Drive Type: 4x4
Newburgh, Indiana, United States
Suzuki of Japan has reportedly made the decision that almost everyone assumed it would make when it announced it was leaving the US market: when the 2014 model year concludes, it will no longer sell cars in Canada. With six employees overseeing its auto business in Canada and a dealer network that has shrunk to 55 outlets in the country, we can't say we're shocked.
At the time of the US announcement, however, the senior VP of sales and marketing in the automotive division of Suzuki Canada said it would be able to survive on its own because, among other reasons, Canadians prefer smaller, more fuel-efficient cars that fit the company's offerings. Five months later, after some time to think about a 30-percent drop in sales to open up 2013 instead of the 1.4-percent increase in sales that Suzuki Canada posted last year, things have evidently changed.
The Globe and Mail reports that as is in the US, Suzuki's motorcycle, ATV and marine divisions in Canada will remain.
Motorcycle land-speed record holder Bill Warner died yesterday after crashing during an attempt at setting another record. The 44-year-old was clocked at 285 miles per hour on the runway of a former air base in northern Maine, before he lost control of his modified Suzuki Hayabusa motorcycle and veered off the runway.
It is not known what speed he was traveling when things started to go wrong and unclear what caused the crash, which happened shortly before 10:00 AM. Warner's crew suspect there were mechanical difficulties on his last run, in addition to a slight breeze, according to the video news report. Warner was conscious and able to speak after the crash but died an hour and 15 minutes later at a hospital in Caribou. The event and runway were closed for the rest of the day as police investigated the incident.
Warner was participating in "The Maine Event" at Loring Air Force Base in an attempt to reach 300 mph in one mile. Warner's best land-speed record, set in 2011, was 311.945 mph in 1.5 miles on the same runway, according to the Loring Timing Association, a record that still stands today for open-cockpit motorcycles. After that run, Warner said the scariest part was stopping the bike before the end of the runway. Be sure to check out the video news report after the jump.

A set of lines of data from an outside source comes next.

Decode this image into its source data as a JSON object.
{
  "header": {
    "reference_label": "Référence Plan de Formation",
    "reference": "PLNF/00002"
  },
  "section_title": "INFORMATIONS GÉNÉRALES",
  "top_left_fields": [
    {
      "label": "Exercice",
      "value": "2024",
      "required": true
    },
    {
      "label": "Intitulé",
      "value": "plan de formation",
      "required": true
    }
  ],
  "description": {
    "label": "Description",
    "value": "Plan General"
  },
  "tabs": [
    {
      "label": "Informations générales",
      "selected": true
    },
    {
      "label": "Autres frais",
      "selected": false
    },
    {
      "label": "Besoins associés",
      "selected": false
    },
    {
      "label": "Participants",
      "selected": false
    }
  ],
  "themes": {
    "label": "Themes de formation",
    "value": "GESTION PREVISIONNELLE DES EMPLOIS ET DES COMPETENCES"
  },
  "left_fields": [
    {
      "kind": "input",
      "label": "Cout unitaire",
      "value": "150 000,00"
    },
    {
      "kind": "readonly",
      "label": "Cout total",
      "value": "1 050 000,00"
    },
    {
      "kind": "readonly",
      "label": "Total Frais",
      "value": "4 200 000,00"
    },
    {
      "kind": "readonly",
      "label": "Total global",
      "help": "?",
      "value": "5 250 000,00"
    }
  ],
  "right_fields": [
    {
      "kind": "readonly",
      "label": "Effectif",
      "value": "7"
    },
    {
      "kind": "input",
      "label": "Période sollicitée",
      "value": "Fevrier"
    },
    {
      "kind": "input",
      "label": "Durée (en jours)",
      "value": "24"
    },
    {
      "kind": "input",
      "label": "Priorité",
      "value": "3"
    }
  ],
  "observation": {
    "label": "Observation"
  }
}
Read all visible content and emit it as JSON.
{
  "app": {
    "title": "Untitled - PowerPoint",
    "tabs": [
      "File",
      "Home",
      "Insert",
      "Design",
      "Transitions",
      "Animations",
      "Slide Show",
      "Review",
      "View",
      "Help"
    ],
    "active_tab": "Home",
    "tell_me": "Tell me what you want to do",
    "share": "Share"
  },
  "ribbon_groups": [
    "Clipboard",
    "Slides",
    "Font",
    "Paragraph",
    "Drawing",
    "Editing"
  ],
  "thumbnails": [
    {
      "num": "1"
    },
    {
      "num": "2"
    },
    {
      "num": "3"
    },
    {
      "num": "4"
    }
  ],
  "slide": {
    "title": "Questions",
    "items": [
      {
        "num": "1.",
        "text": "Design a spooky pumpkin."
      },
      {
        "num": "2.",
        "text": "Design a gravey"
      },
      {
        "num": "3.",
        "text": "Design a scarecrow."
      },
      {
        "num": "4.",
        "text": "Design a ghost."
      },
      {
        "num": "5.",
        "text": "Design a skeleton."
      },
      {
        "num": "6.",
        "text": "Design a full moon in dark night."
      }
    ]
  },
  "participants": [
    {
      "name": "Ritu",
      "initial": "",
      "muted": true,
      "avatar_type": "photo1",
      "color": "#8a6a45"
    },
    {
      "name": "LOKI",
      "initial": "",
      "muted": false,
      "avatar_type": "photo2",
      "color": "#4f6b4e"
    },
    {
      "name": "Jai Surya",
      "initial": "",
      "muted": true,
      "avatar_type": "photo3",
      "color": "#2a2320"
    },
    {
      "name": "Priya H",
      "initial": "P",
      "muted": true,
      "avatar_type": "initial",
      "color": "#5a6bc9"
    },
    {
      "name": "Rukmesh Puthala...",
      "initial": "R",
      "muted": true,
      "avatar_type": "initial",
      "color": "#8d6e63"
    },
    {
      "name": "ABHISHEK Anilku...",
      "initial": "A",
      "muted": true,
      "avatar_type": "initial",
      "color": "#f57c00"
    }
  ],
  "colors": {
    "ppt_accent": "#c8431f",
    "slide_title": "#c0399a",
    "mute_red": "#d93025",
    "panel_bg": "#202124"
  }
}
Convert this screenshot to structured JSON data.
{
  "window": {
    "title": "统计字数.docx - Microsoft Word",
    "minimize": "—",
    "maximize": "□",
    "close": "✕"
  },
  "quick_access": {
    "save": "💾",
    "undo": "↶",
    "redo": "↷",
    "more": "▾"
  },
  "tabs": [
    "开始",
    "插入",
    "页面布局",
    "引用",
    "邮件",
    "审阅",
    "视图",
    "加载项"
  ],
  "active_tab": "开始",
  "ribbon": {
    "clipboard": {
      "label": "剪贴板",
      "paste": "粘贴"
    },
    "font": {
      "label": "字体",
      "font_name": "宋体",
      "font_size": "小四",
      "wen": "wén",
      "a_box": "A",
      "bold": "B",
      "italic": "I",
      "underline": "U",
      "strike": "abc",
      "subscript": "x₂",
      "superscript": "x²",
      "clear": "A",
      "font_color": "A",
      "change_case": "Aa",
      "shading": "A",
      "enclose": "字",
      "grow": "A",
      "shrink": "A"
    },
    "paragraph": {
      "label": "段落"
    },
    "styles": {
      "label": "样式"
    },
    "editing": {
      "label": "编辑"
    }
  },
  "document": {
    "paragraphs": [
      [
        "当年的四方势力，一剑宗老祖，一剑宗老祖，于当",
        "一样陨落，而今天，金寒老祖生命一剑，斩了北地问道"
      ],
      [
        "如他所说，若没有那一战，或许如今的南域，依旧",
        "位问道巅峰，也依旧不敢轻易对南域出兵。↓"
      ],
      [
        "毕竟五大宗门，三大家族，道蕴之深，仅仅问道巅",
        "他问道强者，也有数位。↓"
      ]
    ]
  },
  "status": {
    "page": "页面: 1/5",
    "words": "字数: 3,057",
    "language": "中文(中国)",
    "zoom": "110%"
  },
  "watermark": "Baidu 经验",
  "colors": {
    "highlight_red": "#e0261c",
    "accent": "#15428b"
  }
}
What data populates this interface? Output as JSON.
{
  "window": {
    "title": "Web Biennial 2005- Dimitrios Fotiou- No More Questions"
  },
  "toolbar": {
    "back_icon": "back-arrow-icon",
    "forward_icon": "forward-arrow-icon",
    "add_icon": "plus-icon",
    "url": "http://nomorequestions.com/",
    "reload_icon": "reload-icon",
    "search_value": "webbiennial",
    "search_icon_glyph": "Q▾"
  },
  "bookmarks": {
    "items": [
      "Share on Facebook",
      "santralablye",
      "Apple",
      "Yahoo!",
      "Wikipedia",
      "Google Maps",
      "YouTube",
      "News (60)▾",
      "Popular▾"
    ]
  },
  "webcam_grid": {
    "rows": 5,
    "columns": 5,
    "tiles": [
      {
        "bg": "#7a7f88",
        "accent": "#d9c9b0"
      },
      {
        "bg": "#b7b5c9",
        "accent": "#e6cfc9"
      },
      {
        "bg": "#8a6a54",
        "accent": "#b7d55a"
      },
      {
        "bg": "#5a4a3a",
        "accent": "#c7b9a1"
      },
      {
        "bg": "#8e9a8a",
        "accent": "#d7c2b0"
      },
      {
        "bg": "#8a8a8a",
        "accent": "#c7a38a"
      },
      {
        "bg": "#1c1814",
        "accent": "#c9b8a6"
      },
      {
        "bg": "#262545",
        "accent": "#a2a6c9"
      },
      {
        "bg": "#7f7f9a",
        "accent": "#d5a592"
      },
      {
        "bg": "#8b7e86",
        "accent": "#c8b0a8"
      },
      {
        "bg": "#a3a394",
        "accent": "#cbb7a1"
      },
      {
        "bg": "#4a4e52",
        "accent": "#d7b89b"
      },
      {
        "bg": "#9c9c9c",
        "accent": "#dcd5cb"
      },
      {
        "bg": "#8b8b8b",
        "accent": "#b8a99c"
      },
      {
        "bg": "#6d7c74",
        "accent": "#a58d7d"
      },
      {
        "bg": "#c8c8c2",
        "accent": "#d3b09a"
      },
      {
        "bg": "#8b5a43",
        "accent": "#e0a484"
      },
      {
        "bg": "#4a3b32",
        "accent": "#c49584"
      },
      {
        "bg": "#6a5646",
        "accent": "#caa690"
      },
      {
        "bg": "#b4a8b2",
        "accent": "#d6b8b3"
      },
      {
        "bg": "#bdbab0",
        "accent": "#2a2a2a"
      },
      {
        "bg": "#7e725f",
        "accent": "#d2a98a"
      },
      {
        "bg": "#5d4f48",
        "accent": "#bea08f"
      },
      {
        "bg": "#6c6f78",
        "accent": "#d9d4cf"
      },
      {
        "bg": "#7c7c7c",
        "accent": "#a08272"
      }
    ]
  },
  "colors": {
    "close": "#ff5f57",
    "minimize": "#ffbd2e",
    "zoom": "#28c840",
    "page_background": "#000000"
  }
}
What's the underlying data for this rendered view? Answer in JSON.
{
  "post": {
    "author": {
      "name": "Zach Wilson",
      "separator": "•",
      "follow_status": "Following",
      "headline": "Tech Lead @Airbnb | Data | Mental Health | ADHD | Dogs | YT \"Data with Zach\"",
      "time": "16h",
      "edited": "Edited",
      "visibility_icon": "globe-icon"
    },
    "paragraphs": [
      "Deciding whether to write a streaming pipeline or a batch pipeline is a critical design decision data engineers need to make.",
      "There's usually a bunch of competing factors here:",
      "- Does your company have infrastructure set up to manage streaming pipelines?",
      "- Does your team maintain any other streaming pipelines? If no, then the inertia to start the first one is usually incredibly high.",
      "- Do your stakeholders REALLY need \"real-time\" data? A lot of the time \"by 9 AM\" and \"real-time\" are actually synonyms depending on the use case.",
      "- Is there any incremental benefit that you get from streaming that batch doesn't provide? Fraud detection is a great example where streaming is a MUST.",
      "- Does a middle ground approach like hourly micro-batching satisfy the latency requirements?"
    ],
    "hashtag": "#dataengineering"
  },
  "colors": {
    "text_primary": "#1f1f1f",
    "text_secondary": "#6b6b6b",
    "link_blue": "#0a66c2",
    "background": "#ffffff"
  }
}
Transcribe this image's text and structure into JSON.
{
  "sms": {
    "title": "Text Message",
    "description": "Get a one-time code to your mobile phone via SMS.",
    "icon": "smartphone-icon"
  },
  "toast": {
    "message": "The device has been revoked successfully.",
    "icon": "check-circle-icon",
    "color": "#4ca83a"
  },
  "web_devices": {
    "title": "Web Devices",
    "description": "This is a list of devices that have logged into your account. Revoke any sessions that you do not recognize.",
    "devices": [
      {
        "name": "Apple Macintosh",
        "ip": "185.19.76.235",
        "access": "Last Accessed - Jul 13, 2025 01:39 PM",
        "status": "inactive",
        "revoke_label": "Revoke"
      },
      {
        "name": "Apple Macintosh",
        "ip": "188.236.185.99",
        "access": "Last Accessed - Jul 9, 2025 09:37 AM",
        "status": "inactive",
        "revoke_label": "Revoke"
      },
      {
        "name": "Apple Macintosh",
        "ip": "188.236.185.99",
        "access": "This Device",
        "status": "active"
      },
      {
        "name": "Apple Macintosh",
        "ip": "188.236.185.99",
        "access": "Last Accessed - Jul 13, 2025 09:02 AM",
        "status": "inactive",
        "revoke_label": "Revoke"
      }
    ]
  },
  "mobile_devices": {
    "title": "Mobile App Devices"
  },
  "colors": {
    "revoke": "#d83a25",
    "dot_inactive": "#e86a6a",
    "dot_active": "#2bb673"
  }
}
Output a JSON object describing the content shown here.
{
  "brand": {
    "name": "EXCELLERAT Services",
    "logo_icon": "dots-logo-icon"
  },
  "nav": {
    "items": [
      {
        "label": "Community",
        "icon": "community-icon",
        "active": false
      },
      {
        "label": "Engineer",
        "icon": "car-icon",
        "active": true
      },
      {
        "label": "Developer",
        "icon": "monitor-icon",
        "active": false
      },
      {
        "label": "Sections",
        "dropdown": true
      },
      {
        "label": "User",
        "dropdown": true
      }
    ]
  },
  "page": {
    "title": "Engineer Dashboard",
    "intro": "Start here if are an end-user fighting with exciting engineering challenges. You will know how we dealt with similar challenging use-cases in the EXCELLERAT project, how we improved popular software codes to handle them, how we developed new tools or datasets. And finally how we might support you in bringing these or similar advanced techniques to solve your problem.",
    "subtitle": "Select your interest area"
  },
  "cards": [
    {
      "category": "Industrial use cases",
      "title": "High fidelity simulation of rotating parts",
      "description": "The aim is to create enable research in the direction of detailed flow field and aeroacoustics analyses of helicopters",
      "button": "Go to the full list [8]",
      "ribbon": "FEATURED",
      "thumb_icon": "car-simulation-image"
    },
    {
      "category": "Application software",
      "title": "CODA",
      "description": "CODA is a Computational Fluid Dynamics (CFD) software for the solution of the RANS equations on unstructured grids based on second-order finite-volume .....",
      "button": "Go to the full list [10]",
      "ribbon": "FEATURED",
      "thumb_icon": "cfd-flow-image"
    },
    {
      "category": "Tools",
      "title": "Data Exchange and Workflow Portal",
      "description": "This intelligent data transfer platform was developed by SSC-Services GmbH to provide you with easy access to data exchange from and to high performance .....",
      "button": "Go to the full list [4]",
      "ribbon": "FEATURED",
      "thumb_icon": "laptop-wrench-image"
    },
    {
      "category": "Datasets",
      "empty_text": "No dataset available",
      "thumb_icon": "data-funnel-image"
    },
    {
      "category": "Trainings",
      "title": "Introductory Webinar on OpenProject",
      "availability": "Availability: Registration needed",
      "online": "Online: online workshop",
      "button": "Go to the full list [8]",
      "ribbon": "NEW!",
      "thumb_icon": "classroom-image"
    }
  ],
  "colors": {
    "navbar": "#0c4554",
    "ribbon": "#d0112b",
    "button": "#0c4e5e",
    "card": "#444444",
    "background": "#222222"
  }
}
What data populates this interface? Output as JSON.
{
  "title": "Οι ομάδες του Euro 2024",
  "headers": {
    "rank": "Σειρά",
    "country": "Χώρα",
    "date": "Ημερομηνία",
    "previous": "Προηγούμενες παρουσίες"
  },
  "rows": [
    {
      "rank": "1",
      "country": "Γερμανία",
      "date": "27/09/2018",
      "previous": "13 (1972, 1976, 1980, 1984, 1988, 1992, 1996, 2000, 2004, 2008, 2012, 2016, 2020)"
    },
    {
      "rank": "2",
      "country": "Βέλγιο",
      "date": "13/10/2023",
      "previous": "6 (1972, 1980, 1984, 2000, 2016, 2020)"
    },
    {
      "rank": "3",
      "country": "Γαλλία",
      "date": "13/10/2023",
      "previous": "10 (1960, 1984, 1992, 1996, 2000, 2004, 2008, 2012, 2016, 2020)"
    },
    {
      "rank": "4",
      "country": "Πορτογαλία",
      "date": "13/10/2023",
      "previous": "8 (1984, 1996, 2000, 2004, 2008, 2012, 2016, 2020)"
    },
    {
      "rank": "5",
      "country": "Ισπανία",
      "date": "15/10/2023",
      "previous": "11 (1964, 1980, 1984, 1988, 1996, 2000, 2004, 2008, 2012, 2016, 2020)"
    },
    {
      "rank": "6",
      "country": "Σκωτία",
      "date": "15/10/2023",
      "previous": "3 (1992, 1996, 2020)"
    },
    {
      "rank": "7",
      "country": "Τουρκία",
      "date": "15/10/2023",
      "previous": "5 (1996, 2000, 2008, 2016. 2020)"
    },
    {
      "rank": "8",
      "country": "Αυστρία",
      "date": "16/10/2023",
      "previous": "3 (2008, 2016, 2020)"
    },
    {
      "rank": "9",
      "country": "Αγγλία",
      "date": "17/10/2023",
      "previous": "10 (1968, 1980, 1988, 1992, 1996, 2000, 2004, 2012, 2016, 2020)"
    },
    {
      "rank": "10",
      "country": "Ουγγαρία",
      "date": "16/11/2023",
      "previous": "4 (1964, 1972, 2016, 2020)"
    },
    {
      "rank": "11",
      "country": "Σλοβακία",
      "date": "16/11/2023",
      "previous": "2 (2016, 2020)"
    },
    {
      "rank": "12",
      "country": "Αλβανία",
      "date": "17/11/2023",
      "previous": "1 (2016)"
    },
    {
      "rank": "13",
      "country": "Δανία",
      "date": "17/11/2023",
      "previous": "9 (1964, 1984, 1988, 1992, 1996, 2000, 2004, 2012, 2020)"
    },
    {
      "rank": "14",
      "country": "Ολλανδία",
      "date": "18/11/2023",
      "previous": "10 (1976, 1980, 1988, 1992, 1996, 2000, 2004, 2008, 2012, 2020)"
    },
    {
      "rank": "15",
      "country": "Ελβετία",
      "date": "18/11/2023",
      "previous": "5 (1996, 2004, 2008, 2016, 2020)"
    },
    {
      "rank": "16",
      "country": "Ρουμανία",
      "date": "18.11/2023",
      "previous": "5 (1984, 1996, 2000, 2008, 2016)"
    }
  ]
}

Plenty of us here at Autoblog have designs for epic drives. Whether it's bouncing around the country in an old International or heading from Alaska to Chile on a bike, we like to think we have big aspirations. Or at least we did until we heard about these four gentlemen. You see, Leslie George Carvall, Alan Butler, Glyn Maher and Charles Scott are all in their 70's, and they plan to pile into a pair of Suzuki Jimny SUVs and drive around the world. Sort of makes a hike across country seem like a trip down the block to the local corner store. They're calling it "The Ultimate Challenge," and they plan to undertake the journey for two reasons.
First, they want to prove that age shouldn't stand in the way of people doing what they want to do. Second, the group hopes to raise funds for the 'Heaven Can Wait I'm Busy' group, which aims to direct money toward worthy charities both in the UK and around the world. Save the Children and Oakhaven Hospice are the two currently designated charities.
The trip gets started in just three days, and you can head over to the effort's site to track their progress. The route should cover some 16,500 road miles and 10,375 sea miles. You can also catch up with the project on Facebook.